(Extracted data entries)
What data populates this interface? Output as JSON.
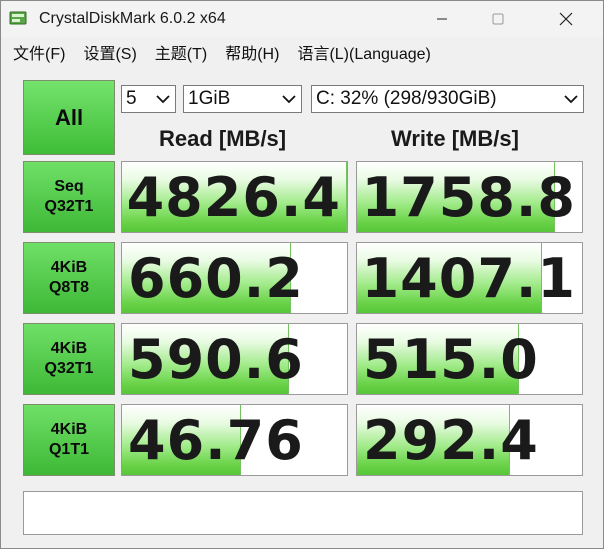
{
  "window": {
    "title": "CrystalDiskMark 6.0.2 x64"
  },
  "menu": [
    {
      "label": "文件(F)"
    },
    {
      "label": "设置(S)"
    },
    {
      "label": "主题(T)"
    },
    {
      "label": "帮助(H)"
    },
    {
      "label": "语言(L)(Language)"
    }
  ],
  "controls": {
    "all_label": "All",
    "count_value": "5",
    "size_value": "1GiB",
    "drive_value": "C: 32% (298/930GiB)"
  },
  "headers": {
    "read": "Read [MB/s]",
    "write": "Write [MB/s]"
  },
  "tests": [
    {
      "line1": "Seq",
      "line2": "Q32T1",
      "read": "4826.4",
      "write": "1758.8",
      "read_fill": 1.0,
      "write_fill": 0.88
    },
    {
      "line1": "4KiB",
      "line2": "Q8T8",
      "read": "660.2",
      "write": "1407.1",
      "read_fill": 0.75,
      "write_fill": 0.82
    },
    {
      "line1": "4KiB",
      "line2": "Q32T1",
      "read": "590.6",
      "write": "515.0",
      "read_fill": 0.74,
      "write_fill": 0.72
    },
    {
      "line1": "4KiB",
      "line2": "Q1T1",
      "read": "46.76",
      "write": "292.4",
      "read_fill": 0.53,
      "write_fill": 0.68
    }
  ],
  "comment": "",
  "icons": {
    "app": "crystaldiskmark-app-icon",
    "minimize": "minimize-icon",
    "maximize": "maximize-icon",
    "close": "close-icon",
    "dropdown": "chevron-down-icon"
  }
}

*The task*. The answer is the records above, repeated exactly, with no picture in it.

*Output below*.
What data populates this interface? Output as JSON.
{
  "window": {
    "title": "CrystalDiskMark 6.0.2 x64"
  },
  "menu": [
    {
      "label": "文件(F)"
    },
    {
      "label": "设置(S)"
    },
    {
      "label": "主题(T)"
    },
    {
      "label": "帮助(H)"
    },
    {
      "label": "语言(L)(Language)"
    }
  ],
  "controls": {
    "all_label": "All",
    "count_value": "5",
    "size_value": "1GiB",
    "drive_value": "C: 32% (298/930GiB)"
  },
  "headers": {
    "read": "Read [MB/s]",
    "write": "Write [MB/s]"
  },
  "tests": [
    {
      "line1": "Seq",
      "line2": "Q32T1",
      "read": "4826.4",
      "write": "1758.8",
      "read_fill": 1.0,
      "write_fill": 0.88
    },
    {
      "line1": "4KiB",
      "line2": "Q8T8",
      "read": "660.2",
      "write": "1407.1",
      "read_fill": 0.75,
      "write_fill": 0.82
    },
    {
      "line1": "4KiB",
      "line2": "Q32T1",
      "read": "590.6",
      "write": "515.0",
      "read_fill": 0.74,
      "write_fill": 0.72
    },
    {
      "line1": "4KiB",
      "line2": "Q1T1",
      "read": "46.76",
      "write": "292.4",
      "read_fill": 0.53,
      "write_fill": 0.68
    }
  ],
  "comment": "",
  "icons": {
    "app": "crystaldiskmark-app-icon",
    "minimize": "minimize-icon",
    "maximize": "maximize-icon",
    "close": "close-icon",
    "dropdown": "chevron-down-icon"
  }
}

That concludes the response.